I probably overuse the word "whirlwind" to describe periods of time in my life, so let's say that the last several weeks have been a blur of weaving and textile-related stimulation.
It started with a visit to Kansas City.
Well, it actually started over a year ago when I plotted and schemed to bring Laverne Waddington to Port Townsend for a class. She visits Seattle regularly, but I hadn't managed to bring her to my home yet, so I drummed up interest in my weaving guild (not difficult at all) and scheduled a day of weaving in April 2018. Getting this all organized had been my focus, as well as family issues, and so when I prepared to go to KC for phase one of family stuff, I was not thinking of fun fiber events or weaving opportunities.
But of course, Kansas City is the new home, for three years running, of Ply Away, and I soon became aware that fate, the universe, and/or the weaving gods had conspired to place me in the perfect position to photobomb Abby's intermediate backstrap weaving class and assist her with a warp-winding method I've been eager to learn for YEARS! I mean, really. I can't express how great this was, particularly for being so unexpected and unsought.
Watching Abby go through the basics of backstrap was edifying - although this was an intermediate class, she reviewed things like winding two-color warp and making heddles, for the benefit of the newer weavers (those 5-6 year-olds on the Chinchero weaver scale.) I had been advised and coached by Abby over the last 8 years, but had never actually watched her handle a warp, so just seeing how she did pickup, opened sheds, and used her hands and tools was a special treat.
It was also remarkable to weave with Abby and then Laverne, almost back-to-back. I've learned to weave from these two people, but I'd never sat in a class where they showed beginners the basics before, and in both cases I got to see the teaching method in action and directly compare the styles. Abby is admittedly Chinchero-chauvinist, teaching The Way she grew up learning, while Laverne has amalgamated methods from a variety of traditional weavers in Peru, Bolivia, Chile, and Ecuador, from whom she has learned different techniques. Both of them have experience as educators, and so their teaching is deliberate and skillful, developed from an understanding of progressive levels of learning. This means I got to observe not only how to weave from the student's perspective, but also how to teach, which interests me because I have taught backstrap once or twice, and hope to have more opportunities.
Being around newer students, I also saw how the teaching translated into their understanding of how to weave. Abby's students are comfortable with Quechua terms like illawa and sonqopa (heddles and shed stick, which are the only system they use for opening sheds,) while Laverne's students adopt the clever "twisty sticks" (an extra cross held on two bound sticks that is used to help open both sheds), and heddle the alternating "pebble" sheds when using such patterns.

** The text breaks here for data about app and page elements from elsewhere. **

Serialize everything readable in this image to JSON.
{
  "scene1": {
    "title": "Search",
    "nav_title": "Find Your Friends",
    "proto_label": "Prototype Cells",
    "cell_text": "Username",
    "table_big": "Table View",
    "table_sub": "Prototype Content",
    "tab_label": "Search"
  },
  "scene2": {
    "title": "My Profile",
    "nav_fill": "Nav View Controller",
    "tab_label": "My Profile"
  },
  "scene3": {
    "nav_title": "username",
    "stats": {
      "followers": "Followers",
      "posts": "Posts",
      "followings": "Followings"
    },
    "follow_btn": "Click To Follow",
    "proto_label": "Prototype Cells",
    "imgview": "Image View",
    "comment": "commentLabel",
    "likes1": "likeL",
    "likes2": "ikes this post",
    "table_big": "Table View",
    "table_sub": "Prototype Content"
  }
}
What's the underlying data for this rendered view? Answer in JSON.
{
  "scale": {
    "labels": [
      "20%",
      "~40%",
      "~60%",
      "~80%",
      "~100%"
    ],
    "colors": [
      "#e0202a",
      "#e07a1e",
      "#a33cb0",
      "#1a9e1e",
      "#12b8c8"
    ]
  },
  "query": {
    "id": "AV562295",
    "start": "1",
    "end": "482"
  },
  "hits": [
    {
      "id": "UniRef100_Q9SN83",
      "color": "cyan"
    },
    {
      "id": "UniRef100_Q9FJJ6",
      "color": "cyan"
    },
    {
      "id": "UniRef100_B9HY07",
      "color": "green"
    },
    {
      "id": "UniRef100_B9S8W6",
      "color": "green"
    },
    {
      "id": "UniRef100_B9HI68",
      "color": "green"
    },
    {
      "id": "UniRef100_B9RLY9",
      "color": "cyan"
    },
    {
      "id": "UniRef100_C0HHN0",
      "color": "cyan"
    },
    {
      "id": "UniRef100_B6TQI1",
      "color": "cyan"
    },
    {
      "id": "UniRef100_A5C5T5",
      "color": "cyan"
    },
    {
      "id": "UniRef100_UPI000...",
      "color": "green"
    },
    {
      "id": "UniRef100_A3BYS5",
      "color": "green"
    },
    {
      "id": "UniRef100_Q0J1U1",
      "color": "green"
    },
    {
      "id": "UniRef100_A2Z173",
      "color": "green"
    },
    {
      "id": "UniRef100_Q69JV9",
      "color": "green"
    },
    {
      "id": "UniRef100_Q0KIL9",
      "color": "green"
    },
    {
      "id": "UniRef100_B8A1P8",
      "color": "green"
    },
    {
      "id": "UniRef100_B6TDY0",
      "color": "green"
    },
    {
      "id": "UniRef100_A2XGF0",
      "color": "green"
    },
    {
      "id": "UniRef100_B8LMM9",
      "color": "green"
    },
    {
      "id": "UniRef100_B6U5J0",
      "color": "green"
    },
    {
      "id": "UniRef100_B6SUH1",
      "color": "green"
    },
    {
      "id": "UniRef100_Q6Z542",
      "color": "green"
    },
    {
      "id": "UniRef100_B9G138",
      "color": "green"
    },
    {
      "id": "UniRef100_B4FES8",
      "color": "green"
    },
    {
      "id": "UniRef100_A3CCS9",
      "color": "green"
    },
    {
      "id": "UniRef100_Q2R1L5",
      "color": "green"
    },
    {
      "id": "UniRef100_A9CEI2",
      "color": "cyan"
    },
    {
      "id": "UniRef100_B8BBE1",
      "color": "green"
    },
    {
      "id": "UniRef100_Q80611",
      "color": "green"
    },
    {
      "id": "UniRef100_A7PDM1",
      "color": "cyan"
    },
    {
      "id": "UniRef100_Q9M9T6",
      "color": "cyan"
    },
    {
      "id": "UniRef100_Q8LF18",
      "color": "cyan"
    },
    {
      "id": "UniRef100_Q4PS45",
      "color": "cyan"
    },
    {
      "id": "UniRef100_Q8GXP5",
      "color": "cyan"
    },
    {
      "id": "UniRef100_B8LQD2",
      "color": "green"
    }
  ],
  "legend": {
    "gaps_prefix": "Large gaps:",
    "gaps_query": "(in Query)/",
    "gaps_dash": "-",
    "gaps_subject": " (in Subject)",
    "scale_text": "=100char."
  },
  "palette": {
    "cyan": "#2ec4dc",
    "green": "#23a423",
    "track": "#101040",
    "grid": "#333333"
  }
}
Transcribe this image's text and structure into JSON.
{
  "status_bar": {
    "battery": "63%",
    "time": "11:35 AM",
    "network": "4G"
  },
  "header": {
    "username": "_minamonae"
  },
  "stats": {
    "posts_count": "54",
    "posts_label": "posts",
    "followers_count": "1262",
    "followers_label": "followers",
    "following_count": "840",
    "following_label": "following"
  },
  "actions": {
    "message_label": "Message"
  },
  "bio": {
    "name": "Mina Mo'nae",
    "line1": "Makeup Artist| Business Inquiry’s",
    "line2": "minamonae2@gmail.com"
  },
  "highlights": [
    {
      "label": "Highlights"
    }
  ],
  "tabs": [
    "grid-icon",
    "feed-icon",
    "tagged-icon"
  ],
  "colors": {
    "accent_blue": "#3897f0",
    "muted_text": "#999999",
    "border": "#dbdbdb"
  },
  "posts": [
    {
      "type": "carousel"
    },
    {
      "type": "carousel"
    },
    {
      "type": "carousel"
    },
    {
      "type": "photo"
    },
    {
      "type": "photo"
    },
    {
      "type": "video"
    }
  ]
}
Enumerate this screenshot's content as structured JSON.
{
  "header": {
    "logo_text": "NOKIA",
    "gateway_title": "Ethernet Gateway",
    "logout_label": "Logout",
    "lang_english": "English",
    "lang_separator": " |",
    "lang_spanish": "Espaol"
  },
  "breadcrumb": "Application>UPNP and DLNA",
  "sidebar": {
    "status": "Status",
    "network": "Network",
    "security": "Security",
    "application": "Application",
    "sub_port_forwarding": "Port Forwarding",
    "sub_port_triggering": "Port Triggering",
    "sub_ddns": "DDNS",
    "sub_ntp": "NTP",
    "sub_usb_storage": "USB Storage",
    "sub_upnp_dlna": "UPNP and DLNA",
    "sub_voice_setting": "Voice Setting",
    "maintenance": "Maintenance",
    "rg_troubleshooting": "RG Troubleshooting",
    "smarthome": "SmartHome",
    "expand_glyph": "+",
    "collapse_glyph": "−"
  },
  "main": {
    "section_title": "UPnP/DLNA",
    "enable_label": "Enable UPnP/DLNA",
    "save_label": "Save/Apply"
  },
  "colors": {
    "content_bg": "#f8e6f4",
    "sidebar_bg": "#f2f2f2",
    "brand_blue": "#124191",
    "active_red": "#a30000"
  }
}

The terminology and vocabulary of movement that each set of students picks up is different, but they're all learning traditional backstrap weaving and it's brilliant to see weavers growing up.
I've felt pride in being able to weave in this way, since I began in 2010, and having my skills confirmed by my teachers gives me a thrill of confidence, and motivation to keep growing. It has been intense, having so much exposure to my weaving people. This is a precious community we're creating, and I hope to nurture it.
So that's the overview. Then, there was the stuff I actually learned, and the whole process of absorbing the information. I got a lightning-fast demo of supplementary warp patterning in Abby's class (fast because I had to keep leaving because family,) and was glad that Laverne made me show her later, which helped me remember what the heck we did. It's kind of like learning a language: I can repeat things perfectly, in the moment, but ask me the word later and unless I wrote it down, it's gone. I made this warp immediately after Abby, which was fine and easy, but I very nearly forgot how it was done when asked to explain a week later. But I did figure it out. It's easy. I just have to write it down (or show Laverne, who is way more meticulous in sampling and nailing down techniques - she'll remember it!)
The two-person warp winding method (shown above) with a header cord was my Holy Grail of things I wanted to learn, so I was crazy excited for that. Only thing is, it takes two people, so until I see Abby again, I can't exactly practice.
From Laverne, I got to learn two techniques I've been curious about for a long time: double weave and supplementary weft patterning. Both were completely new to me, so I had to focus and work to get a grip on the mechanics. They make a nice pairing because the patterns follow the same math, or logic, meaning they can be charted in the same way. So if I come up with a design in double weave, I could weave it with supplementary weft - although there are some considerations that make design choices more suited to one or the other. At any rate, my head and hands have been fully occupied with continuing to reinforce the type of thing shown below. I've followed through with my samples better than I usually do, being determined to keep these techniques in my tool kit.